In a remarkable decision the Information Commissioner’s Office (ICO) has ruled that an MP’s letter to a local council about its parking policy should be withheld to protect the MP’s privacy – though there is no suggestion that the letter contained anything about the MP’s personal circumstances (ICO Decision Notice FS50530093).
Response to the Cabinet Office’s ‘Making Open Data Real’ consultation. The response emphasises the extent to which the government’s vision of improvements to accountability, service quality, efficiency, choice and citizen empowerment depend on the FOI Act, since (a) although data may highlight discrepancies in performance, the broader right of access provided by the FOI Act is needed to understand what is behind them and (b) the ‘right to data’ proposals are being implemented for public authorities by amendments to the FOI Act itself. It also points out that both the FOI Act and open data proposals will be undermined by the contracting out provisions of the Health and Social Care Bill and the Localism Bill. Finally, it argues that the abuse of copyright restrictions, which the government’s amendments address, is not restricted to datasets but applies to ordinary disclosures under the FOI Act.
This response comments on the Ministry of Justice’s Call for Evidence on the Current Data Protection Legislative Framework. It highlights the substantial discrepancies between the rights of individuals to see their own personal data under the Data Protection Act and the rights of any member of the public to obtain official information under the Freedom of Information Act. It also deals with an apparent obstacle to the release under the FOI Act of anonymised statistics derived from personal data.
This article by the Campaign’s director, Maurice Frankel, appeared in Press Gazette on 13 January 2006
During more than 20 years of campaigning for a freedom of information act, two questions repeatedly nagged me. The obvious one: would Britain ever get an FOI Act? And the more troubling one: if we did, would it be worth having?
A version of this article by the Campaign’s director, Maurice Frankel, appeared in The Guardian on 14 December 2004

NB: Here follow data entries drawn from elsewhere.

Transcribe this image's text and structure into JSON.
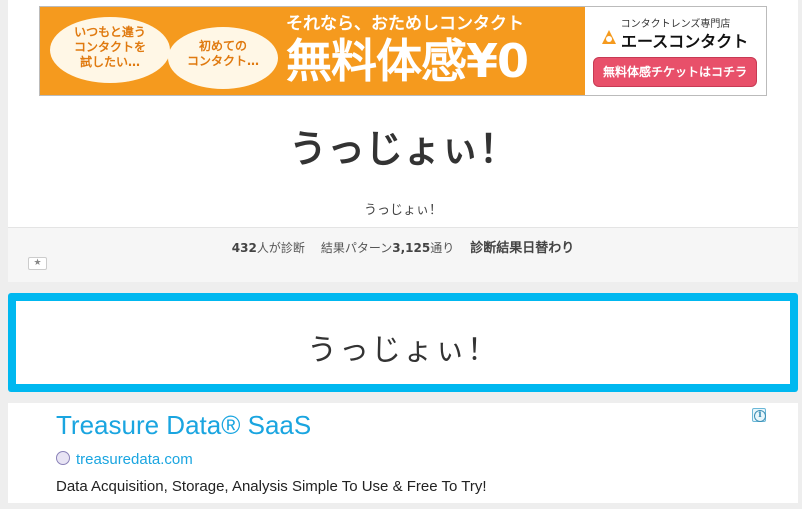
{
  "banner": {
    "cloud1_text": "いつもと違う\nコンタクトを\n試したい…",
    "cloud2_text": "初めての\nコンタクト…",
    "tagline": "それなら、おためしコンタクト",
    "big_text": "無料体感¥0",
    "brand_sub": "コンタクトレンズ専門店",
    "brand_name": "エースコンタクト",
    "ticket_button": "無料体感チケットはコチラ",
    "orange_color": "#f59a1e"
  },
  "page": {
    "title": "うっじょぃ！",
    "subtitle": "うっじょぃ！"
  },
  "stats": {
    "diagnosed_count": "432",
    "diagnosed_suffix": "人が診断",
    "patterns_prefix": "結果パターン",
    "patterns_count": "3,125",
    "patterns_suffix": "通り",
    "daily_label": "診断結果日替わり",
    "favorite_icon": "star-icon",
    "favorite_glyph": "★"
  },
  "diagnosis": {
    "title": "うっじょぃ！",
    "accent_color": "#00b8f0"
  },
  "ad": {
    "headline": "Treasure Data® SaaS",
    "url": "treasuredata.com",
    "description": "Data Acquisition, Storage, Analysis Simple To Use & Free To Try!",
    "link_color": "#1aa5e0"
  }
}
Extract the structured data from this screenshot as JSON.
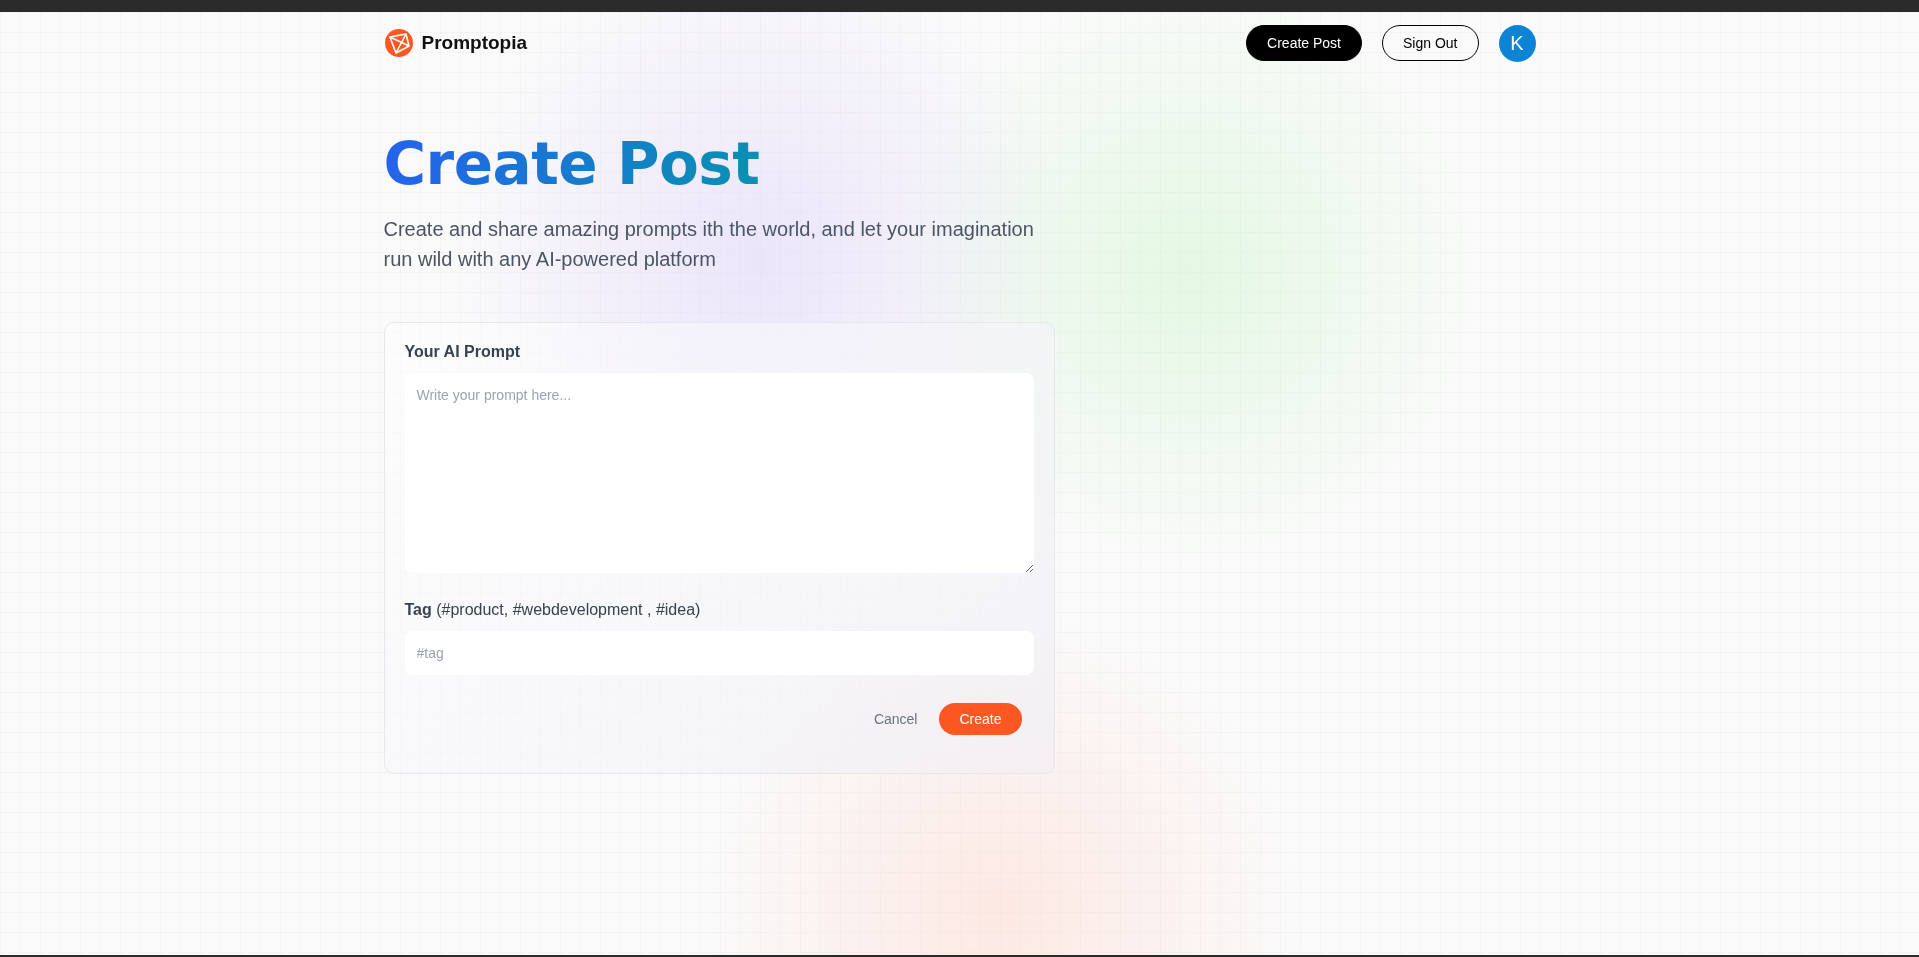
{
  "nav": {
    "brand": "Promptopia",
    "buttons": [
      {
        "label": "Create Post",
        "kind": "primary"
      },
      {
        "label": "Sign Out",
        "kind": "outline"
      }
    ],
    "avatar": "K"
  },
  "hero": {
    "title": "Create Post",
    "subtitle": "Create and share amazing prompts ith the world, and let your imagination run wild with any AI-powered platform"
  },
  "form": {
    "prompt_label": "Your AI Prompt",
    "prompt_placeholder": "Write your prompt here...",
    "tag_label": "**Tag** (#product, #webdevelopment , #idea)",
    "tag_placeholder": "#tag",
    "cancel": "Cancel",
    "submit": "Create"
  }
}
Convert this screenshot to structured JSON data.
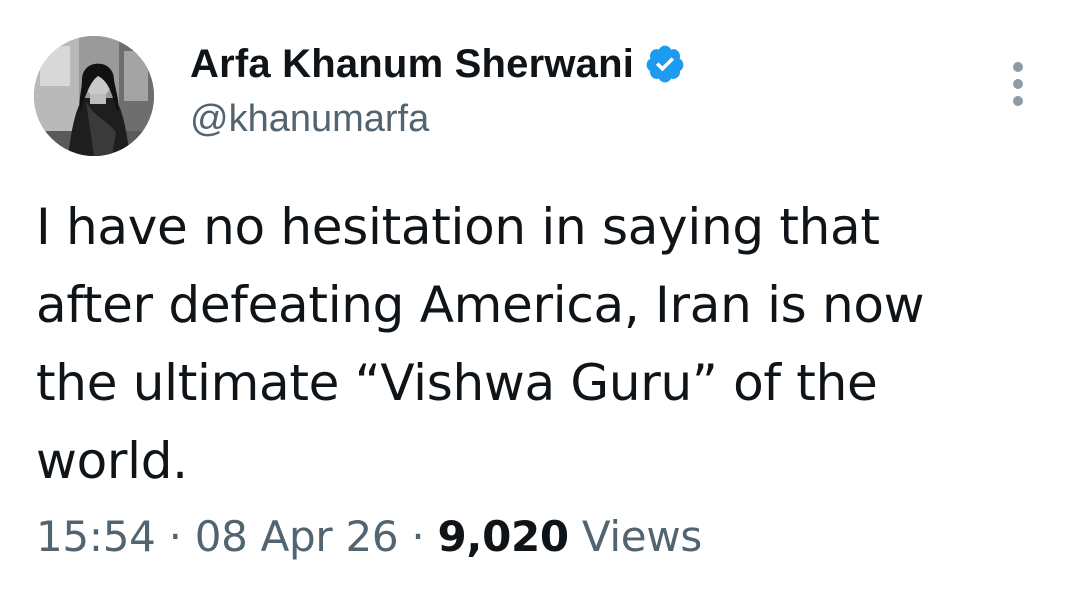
{
  "author": {
    "display_name": "Arfa Khanum Sherwani",
    "handle": "@khanumarfa",
    "verified_color": "#1d9bf0"
  },
  "tweet": {
    "lines": [
      "I have no hesitation in saying that",
      "after defeating America, Iran is now",
      "the ultimate “Vishwa Guru” of the",
      "world."
    ]
  },
  "meta": {
    "time": "15:54",
    "separator": "·",
    "date": "08 Apr 26",
    "views_count": "9,020",
    "views_label": "Views"
  },
  "icons": {
    "more": "more-options-icon",
    "verified": "verified-badge-icon"
  }
}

On January 1 the long-awaited Freedom of Information Act finally comes into force. The Act gives the public important new rights to the information held by public authorities. Worried about possible changes to your local school or hospital? The Act should allow you to see the evidence for them. Want to know whether the police are doing enough about burglaries? Use the legislation to probe their response times and clear-up rates. Unhappy about a regulatory body that never seems to do anything when people complain? Ask for their internal guidance on handling complaints and see their staff are doing what they’re supposed to do.
The Department of Health has been challenged over its “absurd” refusal to say how many consultants work in individual trusts or hospital departments. The Department claims that it would be breaking the Data Protection Act by releasing these figures. But the Campaign for Freedom of Information says the Act is being misused and that revealing the numbers of consultants in a hospital would not invade any consultant’s privacy or break data protection rules. It says the secrecy makes it difficult to detect possible staff shortages.
The Campaign has published its response to the consultation by the Lord Chancellor’s Department on the subject access provisions of the Data Protection Act. It is calling for people to have the right (a) to know when information has been withheld from them under one of the DPA exemptions; (b) to be able to appeal to the Information Tribunal against decisions of the Information Commissioner, and (c) for the DPA exemptions to be made subject to a public interest test.
The Campaign has supported an application to the Court of Appeal for leave to appeal against a county court decision on the right of access to manual files under the Data Protection Act. The court had held that the files in question were not part of a “relevant filing system” and were therefore not covered by the Act. But the judge ruled that even if the files had been covered by the Act, in the exercise of his discretion, he would not have ordered their disclosure in this case, a decision which the Campaign has questioned. (The Court of Appeal has since given leave to appeal.)
Reply to the Campaign’s letter concerning patient’s rights and the Data Protection Act 1998.
This May 2000 letter to the Department of Health explains the Campaign’s concerns about the loss of patients’ rights as a result of the repeal of most of the Access to Health Records Act 1990 and the incorporation of its provisions into the Data Protection Act 1998.